Using the records that follow, work out how many lines hold the string "hint" and provide that number only.

● DATA TO EXAMINE:
========================================

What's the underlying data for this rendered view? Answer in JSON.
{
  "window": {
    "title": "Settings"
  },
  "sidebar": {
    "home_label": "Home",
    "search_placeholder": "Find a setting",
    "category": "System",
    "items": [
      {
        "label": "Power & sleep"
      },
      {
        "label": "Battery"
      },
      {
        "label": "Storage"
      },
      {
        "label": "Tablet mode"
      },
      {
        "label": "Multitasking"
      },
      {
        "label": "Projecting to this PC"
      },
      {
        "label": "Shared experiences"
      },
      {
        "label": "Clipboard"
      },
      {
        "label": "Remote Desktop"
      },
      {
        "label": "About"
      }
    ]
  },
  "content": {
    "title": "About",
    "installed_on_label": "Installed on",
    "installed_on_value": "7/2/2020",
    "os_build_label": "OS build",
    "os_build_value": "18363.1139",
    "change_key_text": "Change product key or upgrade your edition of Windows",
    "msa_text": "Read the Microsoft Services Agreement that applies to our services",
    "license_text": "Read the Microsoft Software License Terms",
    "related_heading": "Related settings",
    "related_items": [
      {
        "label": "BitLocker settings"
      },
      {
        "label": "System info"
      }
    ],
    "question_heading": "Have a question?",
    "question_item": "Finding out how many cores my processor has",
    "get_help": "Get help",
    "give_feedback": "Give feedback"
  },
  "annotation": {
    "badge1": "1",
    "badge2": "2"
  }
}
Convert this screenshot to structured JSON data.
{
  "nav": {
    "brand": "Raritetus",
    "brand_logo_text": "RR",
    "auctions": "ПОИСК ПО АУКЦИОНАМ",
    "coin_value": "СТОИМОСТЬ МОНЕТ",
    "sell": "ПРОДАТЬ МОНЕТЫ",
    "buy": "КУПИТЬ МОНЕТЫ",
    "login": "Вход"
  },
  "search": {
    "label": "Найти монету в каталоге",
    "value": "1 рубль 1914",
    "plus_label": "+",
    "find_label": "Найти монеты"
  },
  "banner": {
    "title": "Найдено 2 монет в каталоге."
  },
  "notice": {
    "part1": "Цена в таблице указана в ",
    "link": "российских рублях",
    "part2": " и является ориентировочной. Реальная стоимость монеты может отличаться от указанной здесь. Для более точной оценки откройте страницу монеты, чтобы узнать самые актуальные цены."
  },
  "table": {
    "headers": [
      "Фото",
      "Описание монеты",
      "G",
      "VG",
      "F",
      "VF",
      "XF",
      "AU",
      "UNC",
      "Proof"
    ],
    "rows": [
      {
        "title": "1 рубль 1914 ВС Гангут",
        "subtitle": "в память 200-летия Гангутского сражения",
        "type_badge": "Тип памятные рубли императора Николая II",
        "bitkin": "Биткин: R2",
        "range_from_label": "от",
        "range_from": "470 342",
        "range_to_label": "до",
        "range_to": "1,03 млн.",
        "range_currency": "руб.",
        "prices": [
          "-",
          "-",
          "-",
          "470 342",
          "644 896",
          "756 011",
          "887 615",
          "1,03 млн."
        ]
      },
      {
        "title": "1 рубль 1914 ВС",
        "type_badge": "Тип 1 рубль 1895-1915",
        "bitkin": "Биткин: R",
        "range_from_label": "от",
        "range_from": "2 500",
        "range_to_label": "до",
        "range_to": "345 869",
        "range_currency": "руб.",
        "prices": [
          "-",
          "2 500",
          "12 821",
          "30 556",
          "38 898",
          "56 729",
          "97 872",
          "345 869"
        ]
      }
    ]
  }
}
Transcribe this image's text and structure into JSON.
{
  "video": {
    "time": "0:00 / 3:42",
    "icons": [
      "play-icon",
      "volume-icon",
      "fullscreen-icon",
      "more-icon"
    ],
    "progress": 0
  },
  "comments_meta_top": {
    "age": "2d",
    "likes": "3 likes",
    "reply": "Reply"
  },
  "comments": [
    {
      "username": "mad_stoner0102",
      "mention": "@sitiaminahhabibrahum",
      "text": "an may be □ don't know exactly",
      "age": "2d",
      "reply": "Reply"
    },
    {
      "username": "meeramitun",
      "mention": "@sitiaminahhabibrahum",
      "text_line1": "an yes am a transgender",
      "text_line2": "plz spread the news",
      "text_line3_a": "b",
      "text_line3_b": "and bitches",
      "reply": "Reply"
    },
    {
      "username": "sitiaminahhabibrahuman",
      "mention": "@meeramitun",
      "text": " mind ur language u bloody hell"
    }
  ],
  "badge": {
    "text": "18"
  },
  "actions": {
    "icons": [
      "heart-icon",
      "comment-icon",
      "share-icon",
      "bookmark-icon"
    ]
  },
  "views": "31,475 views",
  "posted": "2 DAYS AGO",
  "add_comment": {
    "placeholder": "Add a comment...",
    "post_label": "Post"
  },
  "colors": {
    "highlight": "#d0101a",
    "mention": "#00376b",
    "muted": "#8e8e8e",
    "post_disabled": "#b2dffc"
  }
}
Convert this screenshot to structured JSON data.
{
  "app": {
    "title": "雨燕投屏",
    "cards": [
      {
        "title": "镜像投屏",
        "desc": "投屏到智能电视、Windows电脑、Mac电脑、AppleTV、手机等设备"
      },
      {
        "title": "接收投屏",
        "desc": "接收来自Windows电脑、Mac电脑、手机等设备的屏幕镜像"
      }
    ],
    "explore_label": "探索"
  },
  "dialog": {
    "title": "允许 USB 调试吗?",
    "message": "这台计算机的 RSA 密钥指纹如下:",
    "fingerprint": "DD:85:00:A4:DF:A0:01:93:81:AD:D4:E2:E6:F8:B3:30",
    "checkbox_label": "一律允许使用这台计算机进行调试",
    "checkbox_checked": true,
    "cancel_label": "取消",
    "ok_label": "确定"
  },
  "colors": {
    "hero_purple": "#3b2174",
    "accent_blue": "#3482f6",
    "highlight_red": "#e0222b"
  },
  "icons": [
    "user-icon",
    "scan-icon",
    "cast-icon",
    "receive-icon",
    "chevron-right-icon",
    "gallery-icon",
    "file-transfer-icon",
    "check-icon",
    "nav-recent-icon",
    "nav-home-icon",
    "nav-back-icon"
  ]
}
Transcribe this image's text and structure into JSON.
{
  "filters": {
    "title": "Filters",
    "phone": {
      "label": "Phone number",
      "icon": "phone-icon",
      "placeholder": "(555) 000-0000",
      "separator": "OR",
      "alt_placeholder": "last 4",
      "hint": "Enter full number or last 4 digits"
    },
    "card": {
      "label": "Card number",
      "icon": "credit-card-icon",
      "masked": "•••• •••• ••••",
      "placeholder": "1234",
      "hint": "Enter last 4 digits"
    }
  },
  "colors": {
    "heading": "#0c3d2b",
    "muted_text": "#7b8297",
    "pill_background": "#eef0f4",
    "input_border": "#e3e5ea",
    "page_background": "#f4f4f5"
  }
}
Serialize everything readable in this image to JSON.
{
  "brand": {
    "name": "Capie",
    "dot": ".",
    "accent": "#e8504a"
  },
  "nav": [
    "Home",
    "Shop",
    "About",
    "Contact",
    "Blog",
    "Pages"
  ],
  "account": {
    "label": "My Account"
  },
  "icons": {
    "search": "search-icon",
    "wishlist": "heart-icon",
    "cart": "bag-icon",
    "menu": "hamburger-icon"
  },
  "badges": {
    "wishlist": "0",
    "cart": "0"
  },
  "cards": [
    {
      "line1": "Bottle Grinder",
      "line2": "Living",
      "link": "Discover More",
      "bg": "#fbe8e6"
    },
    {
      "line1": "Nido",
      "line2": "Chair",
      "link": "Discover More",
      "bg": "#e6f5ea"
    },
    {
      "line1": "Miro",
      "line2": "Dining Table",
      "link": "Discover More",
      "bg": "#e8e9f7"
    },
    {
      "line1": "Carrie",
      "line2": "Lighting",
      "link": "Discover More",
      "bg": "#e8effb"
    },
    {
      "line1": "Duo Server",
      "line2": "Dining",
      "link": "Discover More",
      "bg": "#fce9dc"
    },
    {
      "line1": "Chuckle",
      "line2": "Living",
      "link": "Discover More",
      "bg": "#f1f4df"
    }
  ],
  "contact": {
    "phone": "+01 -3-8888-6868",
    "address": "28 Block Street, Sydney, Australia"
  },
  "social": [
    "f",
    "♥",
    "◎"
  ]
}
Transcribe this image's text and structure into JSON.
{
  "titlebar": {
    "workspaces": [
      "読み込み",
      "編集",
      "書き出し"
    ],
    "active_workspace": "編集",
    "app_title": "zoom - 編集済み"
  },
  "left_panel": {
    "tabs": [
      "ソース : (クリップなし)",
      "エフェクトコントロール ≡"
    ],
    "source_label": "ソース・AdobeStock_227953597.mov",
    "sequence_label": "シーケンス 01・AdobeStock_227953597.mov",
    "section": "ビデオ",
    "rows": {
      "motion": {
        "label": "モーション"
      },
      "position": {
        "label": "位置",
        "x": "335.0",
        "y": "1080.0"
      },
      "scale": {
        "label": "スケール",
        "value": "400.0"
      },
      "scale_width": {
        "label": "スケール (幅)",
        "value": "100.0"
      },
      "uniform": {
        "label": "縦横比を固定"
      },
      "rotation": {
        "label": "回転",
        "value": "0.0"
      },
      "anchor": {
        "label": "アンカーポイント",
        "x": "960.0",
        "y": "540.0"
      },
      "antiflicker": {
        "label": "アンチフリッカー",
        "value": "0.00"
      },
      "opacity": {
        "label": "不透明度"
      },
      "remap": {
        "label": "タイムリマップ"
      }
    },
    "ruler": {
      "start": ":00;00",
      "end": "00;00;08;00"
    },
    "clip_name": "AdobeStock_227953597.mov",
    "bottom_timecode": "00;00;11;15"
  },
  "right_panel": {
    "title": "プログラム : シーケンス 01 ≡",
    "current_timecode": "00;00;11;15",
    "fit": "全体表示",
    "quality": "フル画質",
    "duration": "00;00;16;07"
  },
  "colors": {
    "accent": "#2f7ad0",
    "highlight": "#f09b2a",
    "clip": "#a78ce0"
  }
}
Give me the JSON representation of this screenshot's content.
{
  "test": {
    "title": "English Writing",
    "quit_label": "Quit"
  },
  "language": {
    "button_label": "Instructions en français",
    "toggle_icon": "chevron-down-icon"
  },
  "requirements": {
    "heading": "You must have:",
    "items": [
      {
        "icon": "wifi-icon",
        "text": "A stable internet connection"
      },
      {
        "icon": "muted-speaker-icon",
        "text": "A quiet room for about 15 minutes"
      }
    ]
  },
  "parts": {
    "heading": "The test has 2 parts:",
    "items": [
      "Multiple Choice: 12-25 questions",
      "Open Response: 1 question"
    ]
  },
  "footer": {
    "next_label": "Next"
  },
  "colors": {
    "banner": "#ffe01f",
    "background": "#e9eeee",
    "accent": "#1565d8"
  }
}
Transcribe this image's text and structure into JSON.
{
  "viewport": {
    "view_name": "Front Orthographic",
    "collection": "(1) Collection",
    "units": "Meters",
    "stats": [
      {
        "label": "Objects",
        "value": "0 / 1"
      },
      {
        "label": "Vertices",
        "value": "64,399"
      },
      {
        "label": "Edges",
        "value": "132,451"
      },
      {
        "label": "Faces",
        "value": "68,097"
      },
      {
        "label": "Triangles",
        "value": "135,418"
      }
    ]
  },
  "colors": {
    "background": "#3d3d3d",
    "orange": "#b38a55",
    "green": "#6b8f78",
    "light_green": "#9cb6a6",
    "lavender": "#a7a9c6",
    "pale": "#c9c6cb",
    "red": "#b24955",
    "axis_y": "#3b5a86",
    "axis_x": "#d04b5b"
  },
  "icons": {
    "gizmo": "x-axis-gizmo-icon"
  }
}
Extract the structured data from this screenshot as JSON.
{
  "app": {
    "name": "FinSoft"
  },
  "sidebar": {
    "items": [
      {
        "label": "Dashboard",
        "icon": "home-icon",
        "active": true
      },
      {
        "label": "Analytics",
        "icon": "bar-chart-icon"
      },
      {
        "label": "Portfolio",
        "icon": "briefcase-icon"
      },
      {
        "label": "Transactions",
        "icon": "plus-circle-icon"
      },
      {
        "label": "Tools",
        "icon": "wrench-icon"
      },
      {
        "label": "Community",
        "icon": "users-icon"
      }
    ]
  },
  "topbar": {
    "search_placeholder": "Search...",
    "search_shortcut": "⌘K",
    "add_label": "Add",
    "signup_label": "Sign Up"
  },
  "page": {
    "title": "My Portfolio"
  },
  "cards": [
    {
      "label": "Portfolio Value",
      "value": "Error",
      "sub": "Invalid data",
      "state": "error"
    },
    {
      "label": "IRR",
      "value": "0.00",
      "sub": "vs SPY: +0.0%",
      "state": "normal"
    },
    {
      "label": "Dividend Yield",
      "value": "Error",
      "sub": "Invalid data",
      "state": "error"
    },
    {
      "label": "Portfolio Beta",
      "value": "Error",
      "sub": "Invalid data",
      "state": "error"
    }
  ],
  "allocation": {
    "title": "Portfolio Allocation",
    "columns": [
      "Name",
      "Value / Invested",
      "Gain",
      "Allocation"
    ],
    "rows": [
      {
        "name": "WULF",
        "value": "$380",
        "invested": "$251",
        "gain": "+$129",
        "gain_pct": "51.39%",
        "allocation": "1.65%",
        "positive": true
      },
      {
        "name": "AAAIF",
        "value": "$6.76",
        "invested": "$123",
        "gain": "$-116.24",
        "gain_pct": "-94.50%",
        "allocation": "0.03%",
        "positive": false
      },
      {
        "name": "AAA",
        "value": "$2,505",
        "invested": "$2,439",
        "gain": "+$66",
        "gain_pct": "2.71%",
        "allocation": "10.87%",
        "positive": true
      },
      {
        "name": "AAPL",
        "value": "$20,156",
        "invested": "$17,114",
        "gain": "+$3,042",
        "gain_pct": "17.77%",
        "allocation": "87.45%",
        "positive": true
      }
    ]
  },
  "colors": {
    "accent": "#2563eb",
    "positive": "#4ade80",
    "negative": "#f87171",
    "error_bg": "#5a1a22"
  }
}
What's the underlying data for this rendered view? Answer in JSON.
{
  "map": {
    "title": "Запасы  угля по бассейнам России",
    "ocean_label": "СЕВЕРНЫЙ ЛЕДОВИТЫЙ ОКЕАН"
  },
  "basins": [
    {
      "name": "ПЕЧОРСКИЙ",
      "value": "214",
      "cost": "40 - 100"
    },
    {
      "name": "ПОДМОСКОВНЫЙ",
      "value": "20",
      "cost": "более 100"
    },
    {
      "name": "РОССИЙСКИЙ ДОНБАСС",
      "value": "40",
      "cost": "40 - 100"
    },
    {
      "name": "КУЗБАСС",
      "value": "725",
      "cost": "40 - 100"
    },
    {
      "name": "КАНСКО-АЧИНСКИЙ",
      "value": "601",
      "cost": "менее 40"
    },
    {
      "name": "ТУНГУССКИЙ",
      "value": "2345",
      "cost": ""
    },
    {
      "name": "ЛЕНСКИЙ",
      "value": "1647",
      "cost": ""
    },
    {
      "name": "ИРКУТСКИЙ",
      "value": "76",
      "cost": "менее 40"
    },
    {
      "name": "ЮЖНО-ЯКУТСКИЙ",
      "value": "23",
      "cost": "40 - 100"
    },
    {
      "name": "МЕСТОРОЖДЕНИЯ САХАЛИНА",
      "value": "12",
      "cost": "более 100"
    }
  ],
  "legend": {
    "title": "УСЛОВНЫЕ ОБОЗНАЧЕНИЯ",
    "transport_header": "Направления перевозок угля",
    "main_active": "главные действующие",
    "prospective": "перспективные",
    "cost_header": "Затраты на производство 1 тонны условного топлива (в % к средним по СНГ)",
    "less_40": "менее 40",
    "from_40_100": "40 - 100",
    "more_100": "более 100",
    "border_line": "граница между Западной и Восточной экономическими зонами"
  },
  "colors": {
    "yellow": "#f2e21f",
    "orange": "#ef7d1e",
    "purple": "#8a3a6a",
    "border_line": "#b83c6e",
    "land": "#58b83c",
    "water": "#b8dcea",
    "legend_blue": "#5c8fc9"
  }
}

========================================

● SOLUTION: 2